Description of the task: Leave out the images and return all the data word for word.

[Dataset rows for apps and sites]
_ _ _ _ _ _ _

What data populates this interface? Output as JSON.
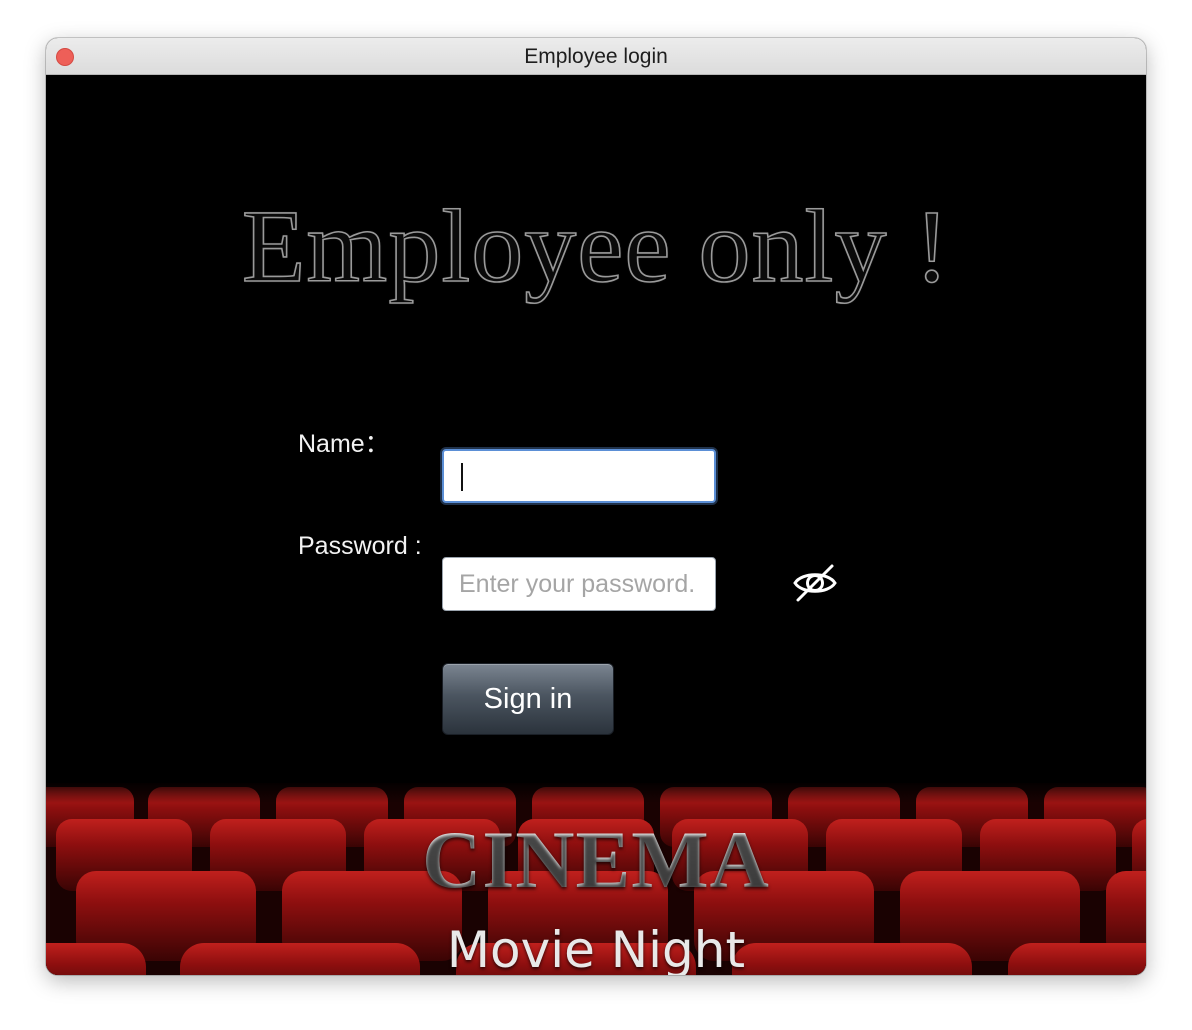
{
  "window": {
    "title": "Employee login"
  },
  "headline": "Employee only !",
  "form": {
    "name_label": "Name：",
    "name_value": "",
    "password_label": "Password :",
    "password_placeholder": "Enter your password.",
    "password_value": "",
    "toggle_icon": "eye-slash-icon",
    "signin_label": "Sign in"
  },
  "banner": {
    "title": "CINEMA",
    "subtitle": "Movie Night"
  },
  "colors": {
    "background": "#000000",
    "seat_red": "#8a0e0e",
    "button_top": "#7b8591",
    "button_bottom": "#2b333c",
    "focus_ring": "#5b8fd6"
  }
}
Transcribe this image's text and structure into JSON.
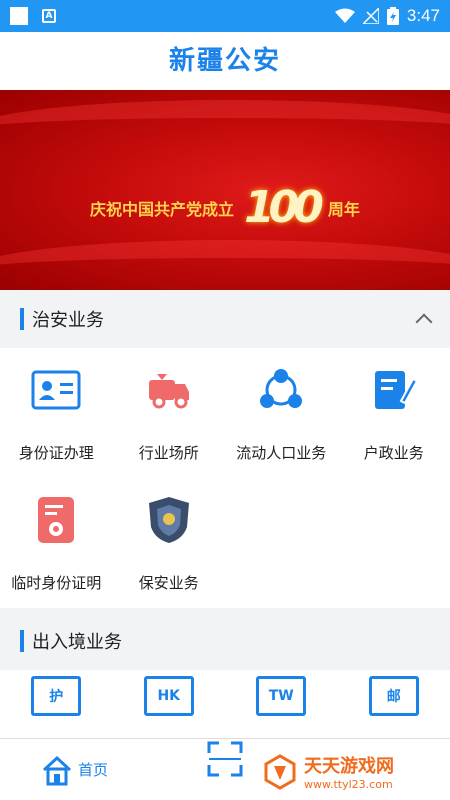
{
  "status_bar": {
    "time": "3:47"
  },
  "app_title": "新疆公安",
  "banner": {
    "left_text": "庆祝中国共产党成立",
    "number": "100",
    "right_text": "周年"
  },
  "section_security": {
    "title": "治安业务",
    "items": [
      {
        "label": "身份证办理"
      },
      {
        "label": "行业场所"
      },
      {
        "label": "流动人口业务"
      },
      {
        "label": "户政业务"
      },
      {
        "label": "临时身份证明"
      },
      {
        "label": "保安业务"
      }
    ]
  },
  "section_exit": {
    "title": "出入境业务",
    "items": [
      {
        "label": "护"
      },
      {
        "label": "HK"
      },
      {
        "label": "TW"
      },
      {
        "label": "邮"
      }
    ]
  },
  "bottom_nav": {
    "home_label": "首页"
  },
  "watermark": {
    "name": "天天游戏网",
    "url": "www.ttyl23.com"
  },
  "colors": {
    "primary": "#1a82e8",
    "status": "#2196f3",
    "banner": "#c40b0b"
  }
}
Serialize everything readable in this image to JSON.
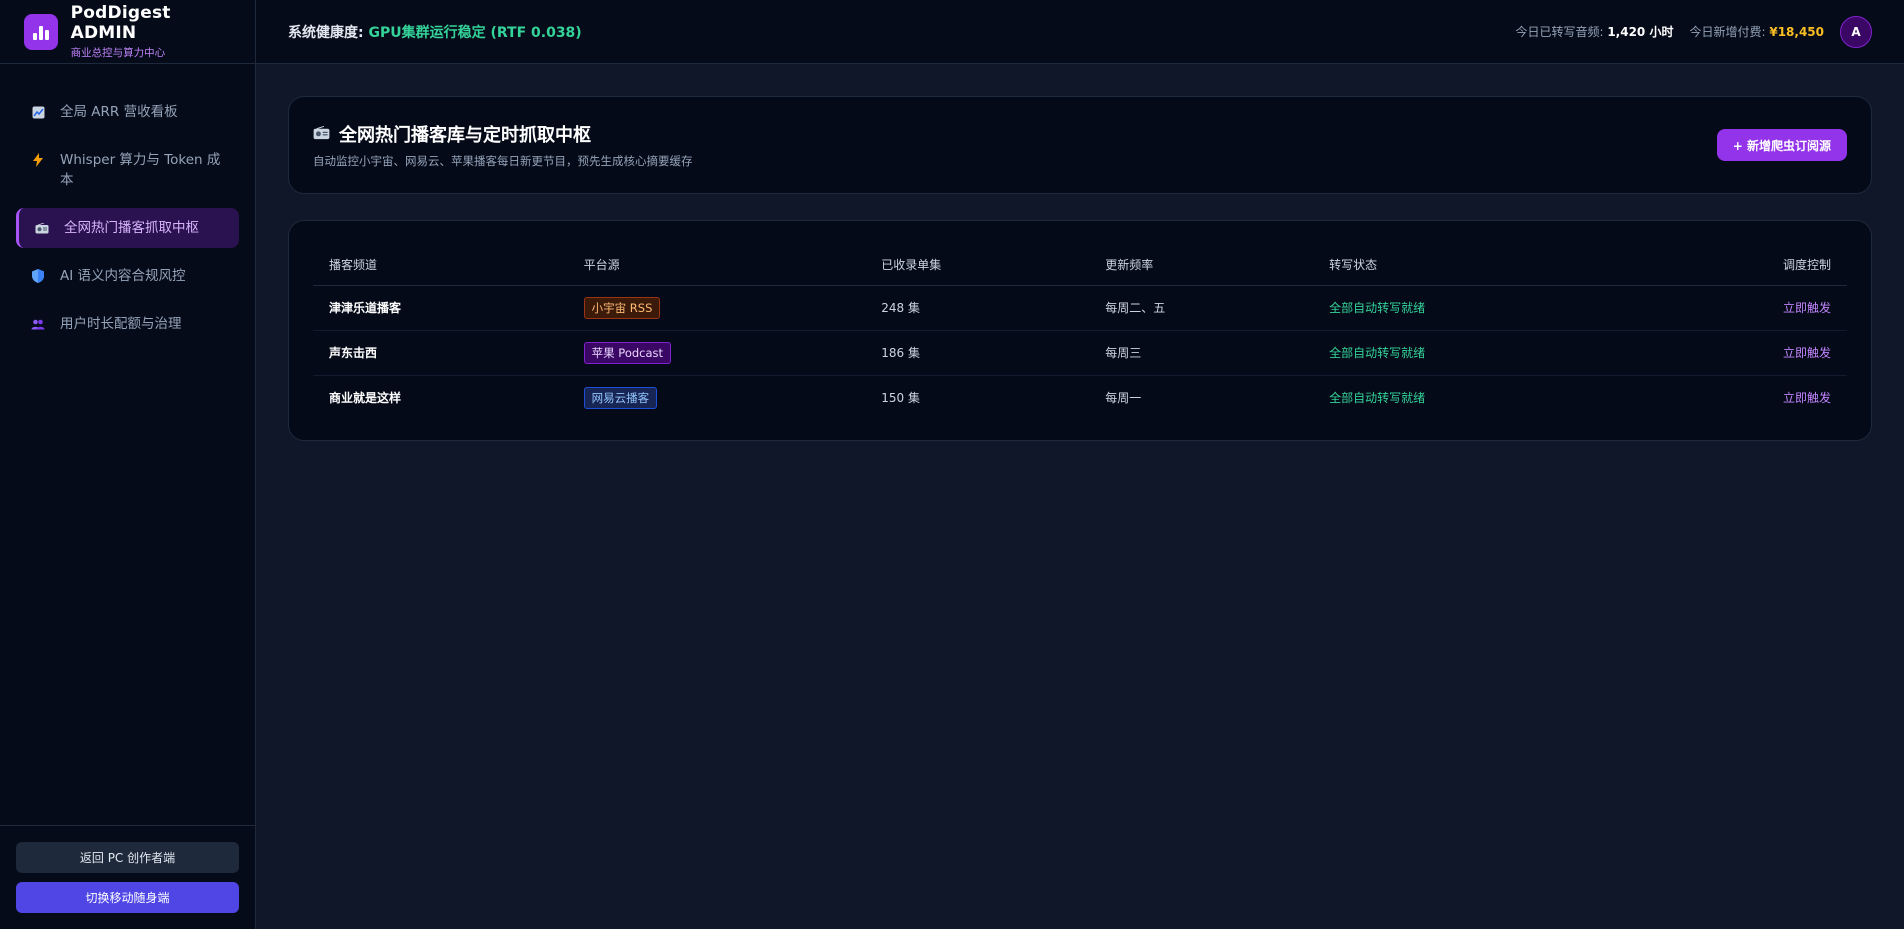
{
  "brand": {
    "name": "PodDigest ADMIN",
    "subtitle": "商业总控与算力中心",
    "logo_icon": "bar-chart-icon",
    "accent_color": "#9333ea"
  },
  "sidebar": {
    "items": [
      {
        "label": "全局 ARR 营收看板",
        "icon": "trend-chart-icon",
        "active": false
      },
      {
        "label": "Whisper 算力与 Token 成本",
        "icon": "lightning-icon",
        "active": false
      },
      {
        "label": "全网热门播客抓取中枢",
        "icon": "radio-icon",
        "active": true
      },
      {
        "label": "AI 语义内容合规风控",
        "icon": "shield-icon",
        "active": false
      },
      {
        "label": "用户时长配额与治理",
        "icon": "users-icon",
        "active": false
      }
    ],
    "footer": {
      "back_label": "返回 PC 创作者端",
      "mobile_label": "切换移动随身端"
    }
  },
  "topbar": {
    "health_label": "系统健康度:",
    "health_value": "GPU集群运行稳定 (RTF 0.038)",
    "transcribe_label": "今日已转写音频:",
    "transcribe_value": "1,420 小时",
    "revenue_label": "今日新增付费:",
    "revenue_value": "¥18,450",
    "avatar_initial": "A"
  },
  "page": {
    "title": "全网热门播客库与定时抓取中枢",
    "title_icon": "radio-icon",
    "description": "自动监控小宇宙、网易云、苹果播客每日新更节目，预先生成核心摘要缓存",
    "add_button": "+ 新增爬虫订阅源"
  },
  "table": {
    "columns": [
      "播客频道",
      "平台源",
      "已收录单集",
      "更新频率",
      "转写状态",
      "调度控制"
    ],
    "rows": [
      {
        "channel": "津津乐道播客",
        "platform": "小宇宙 RSS",
        "platform_color": "orange",
        "episodes": "248 集",
        "frequency": "每周二、五",
        "status": "全部自动转写就绪",
        "action": "立即触发"
      },
      {
        "channel": "声东击西",
        "platform": "苹果 Podcast",
        "platform_color": "purple",
        "episodes": "186 集",
        "frequency": "每周三",
        "status": "全部自动转写就绪",
        "action": "立即触发"
      },
      {
        "channel": "商业就是这样",
        "platform": "网易云播客",
        "platform_color": "blue",
        "episodes": "150 集",
        "frequency": "每周一",
        "status": "全部自动转写就绪",
        "action": "立即触发"
      }
    ]
  }
}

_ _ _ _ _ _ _

Problem solution:
What data populates this interface? Output as JSON.
{
  "window": {
    "title": "Employee login"
  },
  "headline": "Employee only !",
  "form": {
    "name_label": "Name：",
    "name_value": "",
    "password_label": "Password :",
    "password_placeholder": "Enter your password.",
    "password_value": "",
    "toggle_icon": "eye-slash-icon",
    "signin_label": "Sign in"
  },
  "banner": {
    "title": "CINEMA",
    "subtitle": "Movie Night"
  },
  "colors": {
    "background": "#000000",
    "seat_red": "#8a0e0e",
    "button_top": "#7b8591",
    "button_bottom": "#2b333c",
    "focus_ring": "#5b8fd6"
  }
}
Transcribe this image's text and structure into JSON.
{
  "status_bar": {
    "time": "3:47"
  },
  "app_title": "新疆公安",
  "banner": {
    "left_text": "庆祝中国共产党成立",
    "number": "100",
    "right_text": "周年"
  },
  "section_security": {
    "title": "治安业务",
    "items": [
      {
        "label": "身份证办理"
      },
      {
        "label": "行业场所"
      },
      {
        "label": "流动人口业务"
      },
      {
        "label": "户政业务"
      },
      {
        "label": "临时身份证明"
      },
      {
        "label": "保安业务"
      }
    ]
  },
  "section_exit": {
    "title": "出入境业务",
    "items": [
      {
        "label": "护"
      },
      {
        "label": "HK"
      },
      {
        "label": "TW"
      },
      {
        "label": "邮"
      }
    ]
  },
  "bottom_nav": {
    "home_label": "首页"
  },
  "watermark": {
    "name": "天天游戏网",
    "url": "www.ttyl23.com"
  },
  "colors": {
    "primary": "#1a82e8",
    "status": "#2196f3",
    "banner": "#c40b0b"
  }
}
Serialize everything readable in this image to JSON.
{
  "brand": {
    "name": "PodDigest ADMIN",
    "subtitle": "商业总控与算力中心",
    "logo_icon": "bar-chart-icon",
    "accent_color": "#9333ea"
  },
  "sidebar": {
    "items": [
      {
        "label": "全局 ARR 营收看板",
        "icon": "trend-chart-icon",
        "active": false
      },
      {
        "label": "Whisper 算力与 Token 成本",
        "icon": "lightning-icon",
        "active": false
      },
      {
        "label": "全网热门播客抓取中枢",
        "icon": "radio-icon",
        "active": true
      },
      {
        "label": "AI 语义内容合规风控",
        "icon": "shield-icon",
        "active": false
      },
      {
        "label": "用户时长配额与治理",
        "icon": "users-icon",
        "active": false
      }
    ],
    "footer": {
      "back_label": "返回 PC 创作者端",
      "mobile_label": "切换移动随身端"
    }
  },
  "topbar": {
    "health_label": "系统健康度:",
    "health_value": "GPU集群运行稳定 (RTF 0.038)",
    "transcribe_label": "今日已转写音频:",
    "transcribe_value": "1,420 小时",
    "revenue_label": "今日新增付费:",
    "revenue_value": "¥18,450",
    "avatar_initial": "A"
  },
  "page": {
    "title": "全网热门播客库与定时抓取中枢",
    "title_icon": "radio-icon",
    "description": "自动监控小宇宙、网易云、苹果播客每日新更节目，预先生成核心摘要缓存",
    "add_button": "+ 新增爬虫订阅源"
  },
  "table": {
    "columns": [
      "播客频道",
      "平台源",
      "已收录单集",
      "更新频率",
      "转写状态",
      "调度控制"
    ],
    "rows": [
      {
        "channel": "津津乐道播客",
        "platform": "小宇宙 RSS",
        "platform_color": "orange",
        "episodes": "248 集",
        "frequency": "每周二、五",
        "status": "全部自动转写就绪",
        "action": "立即触发"
      },
      {
        "channel": "声东击西",
        "platform": "苹果 Podcast",
        "platform_color": "purple",
        "episodes": "186 集",
        "frequency": "每周三",
        "status": "全部自动转写就绪",
        "action": "立即触发"
      },
      {
        "channel": "商业就是这样",
        "platform": "网易云播客",
        "platform_color": "blue",
        "episodes": "150 集",
        "frequency": "每周一",
        "status": "全部自动转写就绪",
        "action": "立即触发"
      }
    ]
  }
}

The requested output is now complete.